### [What is required]
Pick out the lines below with "Rainier" and list them.

### [The data]
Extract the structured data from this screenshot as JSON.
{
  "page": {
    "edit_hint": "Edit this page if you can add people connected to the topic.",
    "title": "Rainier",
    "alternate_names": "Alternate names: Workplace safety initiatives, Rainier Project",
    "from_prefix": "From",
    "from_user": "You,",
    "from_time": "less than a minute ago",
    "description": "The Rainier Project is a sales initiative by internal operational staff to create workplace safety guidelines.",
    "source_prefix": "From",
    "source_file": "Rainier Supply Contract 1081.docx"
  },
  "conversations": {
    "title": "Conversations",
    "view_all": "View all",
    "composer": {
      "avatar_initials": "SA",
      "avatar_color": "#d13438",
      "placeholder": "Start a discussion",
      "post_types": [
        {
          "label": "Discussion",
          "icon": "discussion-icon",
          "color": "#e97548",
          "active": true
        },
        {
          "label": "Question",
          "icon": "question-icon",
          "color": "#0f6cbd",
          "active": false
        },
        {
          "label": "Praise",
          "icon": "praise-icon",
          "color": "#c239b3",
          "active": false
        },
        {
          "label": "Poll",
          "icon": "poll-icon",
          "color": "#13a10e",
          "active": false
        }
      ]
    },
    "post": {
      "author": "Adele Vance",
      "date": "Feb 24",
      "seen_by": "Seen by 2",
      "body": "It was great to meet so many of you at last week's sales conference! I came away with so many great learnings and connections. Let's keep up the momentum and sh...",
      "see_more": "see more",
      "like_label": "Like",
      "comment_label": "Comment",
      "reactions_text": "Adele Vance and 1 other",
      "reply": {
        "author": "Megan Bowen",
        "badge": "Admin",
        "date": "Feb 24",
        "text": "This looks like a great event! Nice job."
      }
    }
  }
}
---
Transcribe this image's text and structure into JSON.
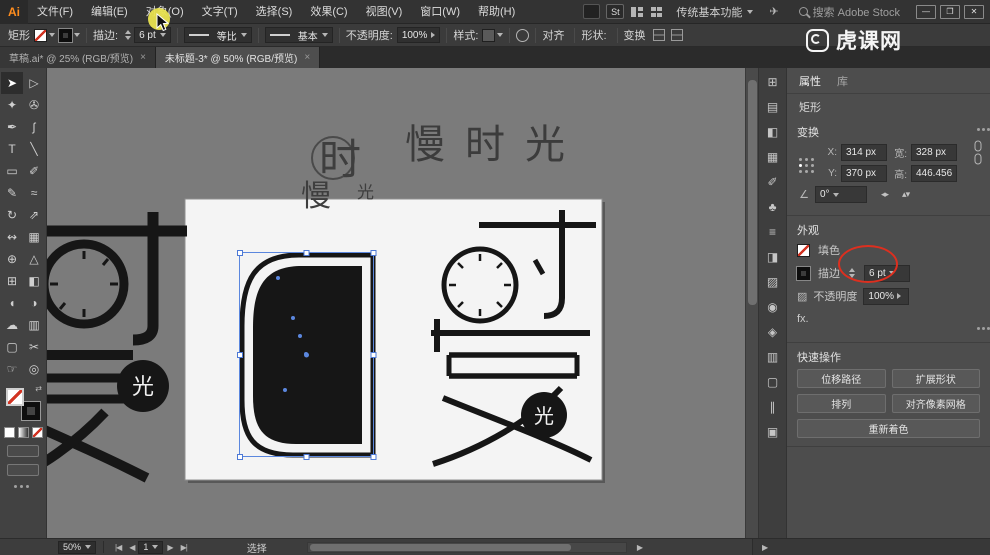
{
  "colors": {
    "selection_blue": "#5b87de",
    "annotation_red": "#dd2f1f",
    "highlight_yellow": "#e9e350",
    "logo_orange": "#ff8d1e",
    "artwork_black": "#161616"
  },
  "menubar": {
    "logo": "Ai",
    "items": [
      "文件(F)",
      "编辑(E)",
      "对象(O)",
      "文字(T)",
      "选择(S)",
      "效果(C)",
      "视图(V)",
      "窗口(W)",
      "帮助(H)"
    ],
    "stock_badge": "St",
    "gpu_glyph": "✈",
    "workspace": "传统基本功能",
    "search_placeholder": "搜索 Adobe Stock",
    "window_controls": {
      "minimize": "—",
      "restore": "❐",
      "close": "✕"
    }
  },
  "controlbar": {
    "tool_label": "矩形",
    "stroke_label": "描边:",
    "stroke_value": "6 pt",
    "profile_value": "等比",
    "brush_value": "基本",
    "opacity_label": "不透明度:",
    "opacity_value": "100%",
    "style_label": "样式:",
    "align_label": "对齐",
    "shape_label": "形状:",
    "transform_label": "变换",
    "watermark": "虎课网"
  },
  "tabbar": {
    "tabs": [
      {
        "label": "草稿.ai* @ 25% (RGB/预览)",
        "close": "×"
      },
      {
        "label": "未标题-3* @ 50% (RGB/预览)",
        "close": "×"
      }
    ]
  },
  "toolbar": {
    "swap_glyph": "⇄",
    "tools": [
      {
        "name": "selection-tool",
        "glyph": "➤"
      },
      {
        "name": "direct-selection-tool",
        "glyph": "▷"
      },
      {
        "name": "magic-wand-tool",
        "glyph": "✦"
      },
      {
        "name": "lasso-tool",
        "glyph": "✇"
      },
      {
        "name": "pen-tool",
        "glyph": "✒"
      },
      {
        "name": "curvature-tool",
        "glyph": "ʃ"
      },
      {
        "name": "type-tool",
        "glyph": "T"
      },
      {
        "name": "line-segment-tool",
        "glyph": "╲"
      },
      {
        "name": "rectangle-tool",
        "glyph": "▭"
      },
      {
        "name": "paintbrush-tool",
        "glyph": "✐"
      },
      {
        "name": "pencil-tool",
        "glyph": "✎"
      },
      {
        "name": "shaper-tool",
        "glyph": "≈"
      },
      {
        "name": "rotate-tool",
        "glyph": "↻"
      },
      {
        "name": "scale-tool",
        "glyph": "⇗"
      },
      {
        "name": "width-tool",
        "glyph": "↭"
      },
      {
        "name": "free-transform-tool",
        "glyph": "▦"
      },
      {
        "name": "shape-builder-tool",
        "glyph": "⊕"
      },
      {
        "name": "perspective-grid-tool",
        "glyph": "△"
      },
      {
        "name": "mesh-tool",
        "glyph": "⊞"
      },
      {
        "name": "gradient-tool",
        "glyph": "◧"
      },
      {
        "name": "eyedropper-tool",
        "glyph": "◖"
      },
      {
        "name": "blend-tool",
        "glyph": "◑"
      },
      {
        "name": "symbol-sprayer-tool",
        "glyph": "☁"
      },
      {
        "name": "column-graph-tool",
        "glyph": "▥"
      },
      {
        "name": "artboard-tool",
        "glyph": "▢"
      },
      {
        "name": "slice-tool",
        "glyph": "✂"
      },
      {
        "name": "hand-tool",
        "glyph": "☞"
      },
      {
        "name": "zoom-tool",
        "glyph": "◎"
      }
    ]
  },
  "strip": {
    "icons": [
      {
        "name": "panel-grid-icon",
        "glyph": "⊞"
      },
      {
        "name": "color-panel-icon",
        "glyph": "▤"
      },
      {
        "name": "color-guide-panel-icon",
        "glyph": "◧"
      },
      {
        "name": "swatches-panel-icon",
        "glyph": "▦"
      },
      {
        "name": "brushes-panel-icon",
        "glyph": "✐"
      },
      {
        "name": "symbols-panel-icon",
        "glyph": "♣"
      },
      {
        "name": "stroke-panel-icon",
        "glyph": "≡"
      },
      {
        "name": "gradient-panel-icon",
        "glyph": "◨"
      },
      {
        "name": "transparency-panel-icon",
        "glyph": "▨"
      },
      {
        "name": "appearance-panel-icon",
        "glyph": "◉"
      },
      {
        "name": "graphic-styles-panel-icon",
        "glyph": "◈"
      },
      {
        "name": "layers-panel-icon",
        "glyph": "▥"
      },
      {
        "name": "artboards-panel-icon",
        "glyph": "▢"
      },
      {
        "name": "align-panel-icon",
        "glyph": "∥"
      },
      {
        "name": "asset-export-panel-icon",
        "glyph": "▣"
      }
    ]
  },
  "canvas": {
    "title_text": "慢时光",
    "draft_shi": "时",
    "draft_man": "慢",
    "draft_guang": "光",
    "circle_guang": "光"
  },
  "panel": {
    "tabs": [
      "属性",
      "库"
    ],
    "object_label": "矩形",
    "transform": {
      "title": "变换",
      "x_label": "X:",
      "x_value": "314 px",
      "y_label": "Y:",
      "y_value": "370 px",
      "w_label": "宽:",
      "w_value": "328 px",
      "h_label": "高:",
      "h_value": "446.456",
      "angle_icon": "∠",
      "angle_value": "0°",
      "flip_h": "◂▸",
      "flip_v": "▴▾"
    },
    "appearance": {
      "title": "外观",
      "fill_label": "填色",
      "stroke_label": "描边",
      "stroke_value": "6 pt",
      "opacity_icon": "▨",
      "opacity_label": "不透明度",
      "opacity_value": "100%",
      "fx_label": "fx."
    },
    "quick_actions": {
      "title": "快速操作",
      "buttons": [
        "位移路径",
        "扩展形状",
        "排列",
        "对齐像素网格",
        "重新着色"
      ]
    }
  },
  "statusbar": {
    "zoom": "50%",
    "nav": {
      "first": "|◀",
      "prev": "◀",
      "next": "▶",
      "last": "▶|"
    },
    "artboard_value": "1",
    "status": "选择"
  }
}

### [Response for this exercise]
    "title": "Rainier",
    "alternate_names": "Alternate names: Workplace safety initiatives, Rainier Project",
    "description": "The Rainier Project is a sales initiative by internal operational staff to create workplace safety guidelines.",
    "source_file": "Rainier Supply Contract 1081.docx"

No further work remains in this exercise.